From this experience I encourage everyone to give the team feedback. It can become a very good database, but as with a lot of projects, they need feedback.
14. August 2014 11:00
Its a good thing I wrote my last blogpost when I did – otherwise I would not have had the chance to complain about the missing Microsoft track :) Shortly after I published my post, the conference announced just that track, and that Mads Kristensen is doing one of the talks on web tooling for ASP.NET. As a web-guy, that is really nice to hear, because Mads tends to have a bunch of good ideas to share, and he always gives a good talk. More...
13. July 2014 12:56
A client of mine requested an integration with OpenWeatherMap, so like so many times before it was a chance to think about how to make such an integration robust and performant. Its as common a task as they come, but also something that tends to end up feeling more complex than I would like. Having heard a lot of good things and played a bit with Redis I felt that it would be a good choice for providing super fast caching, while also allowing for more than basic key/value storage.
Getting off the ground
The project is already running on Azure, so it was an obvious choice to give Azures new Redis based caching service a go. As of now the service is still in preview, but the the level of caching I need I feel quite comfortable with it. Getting started was as easy as most things on Azure - click add, fill in a name and press go. As every day as this has become, I am still blown away by how easy and fast it is every time I need to provision a new VM or service – and a Redis cache is no different.
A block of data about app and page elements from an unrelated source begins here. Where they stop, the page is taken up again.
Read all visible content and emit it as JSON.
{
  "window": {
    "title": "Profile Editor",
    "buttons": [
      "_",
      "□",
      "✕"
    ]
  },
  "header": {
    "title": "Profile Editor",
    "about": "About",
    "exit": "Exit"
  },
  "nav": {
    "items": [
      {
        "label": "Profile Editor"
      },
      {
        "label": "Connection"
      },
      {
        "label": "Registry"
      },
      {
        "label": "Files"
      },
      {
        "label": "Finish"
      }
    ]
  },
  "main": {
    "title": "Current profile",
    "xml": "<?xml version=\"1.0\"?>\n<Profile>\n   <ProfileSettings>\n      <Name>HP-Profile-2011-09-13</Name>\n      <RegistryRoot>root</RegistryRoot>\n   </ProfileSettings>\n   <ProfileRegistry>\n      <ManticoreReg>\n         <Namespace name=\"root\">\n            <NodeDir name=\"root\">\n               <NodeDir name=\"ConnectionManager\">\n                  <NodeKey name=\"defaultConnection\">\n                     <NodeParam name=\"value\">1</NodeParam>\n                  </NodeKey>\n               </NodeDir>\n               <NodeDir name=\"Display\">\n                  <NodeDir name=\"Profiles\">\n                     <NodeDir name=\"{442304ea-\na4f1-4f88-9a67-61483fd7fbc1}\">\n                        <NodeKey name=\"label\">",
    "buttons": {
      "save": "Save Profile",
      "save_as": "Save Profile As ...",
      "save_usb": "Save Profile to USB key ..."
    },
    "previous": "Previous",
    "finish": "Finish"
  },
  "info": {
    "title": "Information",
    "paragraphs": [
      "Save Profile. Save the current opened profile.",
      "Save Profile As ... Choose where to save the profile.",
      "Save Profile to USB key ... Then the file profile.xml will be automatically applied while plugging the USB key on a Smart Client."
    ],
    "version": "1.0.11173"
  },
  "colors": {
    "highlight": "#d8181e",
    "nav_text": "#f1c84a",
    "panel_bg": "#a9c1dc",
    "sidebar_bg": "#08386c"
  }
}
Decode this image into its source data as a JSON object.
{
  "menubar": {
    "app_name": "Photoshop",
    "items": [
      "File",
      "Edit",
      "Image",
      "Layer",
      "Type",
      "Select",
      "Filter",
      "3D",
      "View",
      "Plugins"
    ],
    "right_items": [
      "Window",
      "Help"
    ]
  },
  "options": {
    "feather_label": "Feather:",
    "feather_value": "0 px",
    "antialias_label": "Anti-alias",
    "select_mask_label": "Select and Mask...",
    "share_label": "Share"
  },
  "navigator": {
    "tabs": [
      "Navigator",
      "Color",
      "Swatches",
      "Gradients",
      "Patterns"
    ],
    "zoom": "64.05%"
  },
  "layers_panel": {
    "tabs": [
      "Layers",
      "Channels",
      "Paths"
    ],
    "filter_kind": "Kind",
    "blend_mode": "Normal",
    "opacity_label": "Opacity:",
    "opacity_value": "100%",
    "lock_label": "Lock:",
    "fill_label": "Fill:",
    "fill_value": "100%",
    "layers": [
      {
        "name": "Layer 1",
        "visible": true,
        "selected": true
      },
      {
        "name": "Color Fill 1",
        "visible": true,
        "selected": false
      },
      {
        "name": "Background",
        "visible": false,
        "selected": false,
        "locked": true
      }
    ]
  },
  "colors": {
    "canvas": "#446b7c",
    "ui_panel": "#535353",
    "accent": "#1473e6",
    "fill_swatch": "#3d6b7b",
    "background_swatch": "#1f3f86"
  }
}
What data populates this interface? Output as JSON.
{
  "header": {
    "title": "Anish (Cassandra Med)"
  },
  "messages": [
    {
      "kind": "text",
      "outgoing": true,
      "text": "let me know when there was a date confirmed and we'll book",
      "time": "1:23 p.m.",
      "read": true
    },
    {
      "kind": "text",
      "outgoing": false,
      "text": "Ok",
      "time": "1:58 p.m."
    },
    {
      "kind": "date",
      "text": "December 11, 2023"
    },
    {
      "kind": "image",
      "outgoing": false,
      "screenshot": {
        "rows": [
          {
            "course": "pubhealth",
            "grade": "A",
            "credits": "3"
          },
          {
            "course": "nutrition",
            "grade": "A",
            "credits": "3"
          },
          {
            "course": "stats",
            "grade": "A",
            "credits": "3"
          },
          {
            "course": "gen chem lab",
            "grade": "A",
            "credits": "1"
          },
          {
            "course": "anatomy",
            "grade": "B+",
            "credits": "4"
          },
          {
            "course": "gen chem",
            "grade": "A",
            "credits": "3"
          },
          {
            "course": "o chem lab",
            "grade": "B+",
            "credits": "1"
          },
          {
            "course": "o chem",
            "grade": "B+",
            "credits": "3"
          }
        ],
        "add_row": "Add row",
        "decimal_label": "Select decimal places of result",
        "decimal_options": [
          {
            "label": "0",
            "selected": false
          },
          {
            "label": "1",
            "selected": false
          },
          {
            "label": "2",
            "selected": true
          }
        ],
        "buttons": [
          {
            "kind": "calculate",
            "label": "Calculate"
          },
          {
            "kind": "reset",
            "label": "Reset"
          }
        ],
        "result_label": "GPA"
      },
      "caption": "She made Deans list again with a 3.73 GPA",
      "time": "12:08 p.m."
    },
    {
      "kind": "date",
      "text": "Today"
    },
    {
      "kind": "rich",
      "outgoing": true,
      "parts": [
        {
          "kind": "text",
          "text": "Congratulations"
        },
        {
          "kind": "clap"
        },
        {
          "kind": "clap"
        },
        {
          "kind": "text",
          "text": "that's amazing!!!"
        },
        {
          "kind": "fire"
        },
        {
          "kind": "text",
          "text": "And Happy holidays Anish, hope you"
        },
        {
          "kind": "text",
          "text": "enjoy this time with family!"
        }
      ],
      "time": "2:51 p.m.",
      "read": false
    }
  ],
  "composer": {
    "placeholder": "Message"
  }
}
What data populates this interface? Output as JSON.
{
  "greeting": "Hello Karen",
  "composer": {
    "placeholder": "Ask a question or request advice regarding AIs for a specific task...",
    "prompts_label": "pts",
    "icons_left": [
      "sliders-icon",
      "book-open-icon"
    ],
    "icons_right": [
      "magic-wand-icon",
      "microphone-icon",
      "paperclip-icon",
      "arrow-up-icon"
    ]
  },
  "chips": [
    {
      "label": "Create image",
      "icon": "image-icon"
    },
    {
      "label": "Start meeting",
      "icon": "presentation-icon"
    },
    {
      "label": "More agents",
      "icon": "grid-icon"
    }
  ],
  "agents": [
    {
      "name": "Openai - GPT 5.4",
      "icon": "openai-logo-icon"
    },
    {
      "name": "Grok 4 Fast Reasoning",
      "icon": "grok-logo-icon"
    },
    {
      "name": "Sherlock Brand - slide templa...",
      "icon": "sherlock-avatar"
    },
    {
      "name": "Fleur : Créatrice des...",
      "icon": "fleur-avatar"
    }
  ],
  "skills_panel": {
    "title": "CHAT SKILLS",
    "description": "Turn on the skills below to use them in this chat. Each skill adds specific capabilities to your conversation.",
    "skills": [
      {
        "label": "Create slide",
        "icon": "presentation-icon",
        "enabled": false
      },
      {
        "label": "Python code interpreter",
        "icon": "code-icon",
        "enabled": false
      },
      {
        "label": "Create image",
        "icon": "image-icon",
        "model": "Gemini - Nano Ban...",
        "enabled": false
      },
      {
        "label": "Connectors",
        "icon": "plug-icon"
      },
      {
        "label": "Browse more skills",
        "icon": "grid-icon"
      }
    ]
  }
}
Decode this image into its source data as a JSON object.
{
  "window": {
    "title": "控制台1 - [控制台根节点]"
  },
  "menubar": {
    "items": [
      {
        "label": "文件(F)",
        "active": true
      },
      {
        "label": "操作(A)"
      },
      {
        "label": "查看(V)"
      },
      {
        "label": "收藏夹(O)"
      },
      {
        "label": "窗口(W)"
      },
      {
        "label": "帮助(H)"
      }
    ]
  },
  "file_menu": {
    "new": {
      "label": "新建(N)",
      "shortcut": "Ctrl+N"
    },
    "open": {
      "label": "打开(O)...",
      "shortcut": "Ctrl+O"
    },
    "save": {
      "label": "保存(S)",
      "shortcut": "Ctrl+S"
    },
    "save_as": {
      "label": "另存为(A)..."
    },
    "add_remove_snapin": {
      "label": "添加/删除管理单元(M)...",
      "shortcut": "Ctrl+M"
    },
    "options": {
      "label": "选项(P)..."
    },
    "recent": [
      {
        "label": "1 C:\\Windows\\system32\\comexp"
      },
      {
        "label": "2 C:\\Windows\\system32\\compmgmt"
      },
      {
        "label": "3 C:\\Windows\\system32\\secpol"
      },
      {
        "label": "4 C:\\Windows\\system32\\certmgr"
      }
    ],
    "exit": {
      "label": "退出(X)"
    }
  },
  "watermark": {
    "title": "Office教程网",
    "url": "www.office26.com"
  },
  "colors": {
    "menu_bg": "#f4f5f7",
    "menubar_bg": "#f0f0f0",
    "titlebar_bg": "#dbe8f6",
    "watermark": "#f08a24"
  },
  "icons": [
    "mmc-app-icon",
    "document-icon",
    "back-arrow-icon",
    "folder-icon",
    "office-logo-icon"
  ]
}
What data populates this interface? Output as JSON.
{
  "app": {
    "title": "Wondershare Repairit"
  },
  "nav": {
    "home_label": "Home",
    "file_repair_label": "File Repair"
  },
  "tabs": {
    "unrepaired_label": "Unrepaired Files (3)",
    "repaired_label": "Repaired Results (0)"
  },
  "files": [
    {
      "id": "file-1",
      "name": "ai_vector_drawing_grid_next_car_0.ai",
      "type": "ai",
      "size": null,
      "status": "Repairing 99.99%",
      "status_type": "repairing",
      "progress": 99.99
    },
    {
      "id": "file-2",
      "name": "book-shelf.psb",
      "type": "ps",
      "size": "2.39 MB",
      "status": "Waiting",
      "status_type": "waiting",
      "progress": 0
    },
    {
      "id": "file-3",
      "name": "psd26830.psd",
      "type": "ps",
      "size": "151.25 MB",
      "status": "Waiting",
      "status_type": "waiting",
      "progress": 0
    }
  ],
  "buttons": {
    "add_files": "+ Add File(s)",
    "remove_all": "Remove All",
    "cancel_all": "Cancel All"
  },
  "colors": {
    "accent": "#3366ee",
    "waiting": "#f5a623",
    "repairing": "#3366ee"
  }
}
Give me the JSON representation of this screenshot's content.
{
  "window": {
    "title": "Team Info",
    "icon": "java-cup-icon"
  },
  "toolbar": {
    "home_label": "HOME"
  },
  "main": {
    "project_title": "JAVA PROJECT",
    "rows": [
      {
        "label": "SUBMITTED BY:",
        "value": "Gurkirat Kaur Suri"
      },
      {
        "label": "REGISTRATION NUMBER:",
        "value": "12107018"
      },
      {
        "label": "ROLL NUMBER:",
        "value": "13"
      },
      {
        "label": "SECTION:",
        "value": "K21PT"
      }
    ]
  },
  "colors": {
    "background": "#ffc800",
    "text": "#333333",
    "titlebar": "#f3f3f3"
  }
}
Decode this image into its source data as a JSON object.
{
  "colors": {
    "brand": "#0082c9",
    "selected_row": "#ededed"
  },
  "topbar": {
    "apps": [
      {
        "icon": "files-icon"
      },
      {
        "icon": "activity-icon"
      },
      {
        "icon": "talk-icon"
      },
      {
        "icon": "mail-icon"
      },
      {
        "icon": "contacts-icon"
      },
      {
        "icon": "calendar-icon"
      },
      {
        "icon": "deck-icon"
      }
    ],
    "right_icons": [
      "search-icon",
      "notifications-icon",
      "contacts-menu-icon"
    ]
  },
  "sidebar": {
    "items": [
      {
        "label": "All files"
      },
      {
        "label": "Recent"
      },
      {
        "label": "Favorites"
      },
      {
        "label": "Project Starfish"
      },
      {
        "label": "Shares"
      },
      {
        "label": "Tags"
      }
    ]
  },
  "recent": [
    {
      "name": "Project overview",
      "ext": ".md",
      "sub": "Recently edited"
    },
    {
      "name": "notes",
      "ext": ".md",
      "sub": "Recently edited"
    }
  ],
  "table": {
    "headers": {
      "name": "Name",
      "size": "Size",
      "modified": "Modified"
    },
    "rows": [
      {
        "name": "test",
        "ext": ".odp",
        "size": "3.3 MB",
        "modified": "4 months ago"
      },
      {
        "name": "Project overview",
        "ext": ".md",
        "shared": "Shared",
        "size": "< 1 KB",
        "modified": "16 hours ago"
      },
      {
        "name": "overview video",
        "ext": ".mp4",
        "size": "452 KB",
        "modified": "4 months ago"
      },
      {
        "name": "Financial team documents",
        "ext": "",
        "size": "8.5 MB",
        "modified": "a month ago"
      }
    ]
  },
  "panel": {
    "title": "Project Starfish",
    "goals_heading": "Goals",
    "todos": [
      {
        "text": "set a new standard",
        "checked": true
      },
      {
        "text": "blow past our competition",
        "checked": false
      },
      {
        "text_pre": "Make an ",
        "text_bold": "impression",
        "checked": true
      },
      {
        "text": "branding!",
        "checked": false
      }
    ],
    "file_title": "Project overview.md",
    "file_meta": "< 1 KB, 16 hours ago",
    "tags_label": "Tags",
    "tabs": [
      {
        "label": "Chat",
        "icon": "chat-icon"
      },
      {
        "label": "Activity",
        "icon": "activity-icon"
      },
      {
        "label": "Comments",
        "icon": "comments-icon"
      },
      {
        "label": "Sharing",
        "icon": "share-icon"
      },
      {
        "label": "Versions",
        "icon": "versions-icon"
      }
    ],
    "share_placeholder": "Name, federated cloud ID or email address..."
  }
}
On the downside I am not quite convinced by the new Azure portal, because to me the UX feels more shiny than useful. As of this writing the caching service is only available through the portal, but inspite of my reservations it was easy to get going, and it provides a nice overview of requests, storage space used as well as cache hits and misses.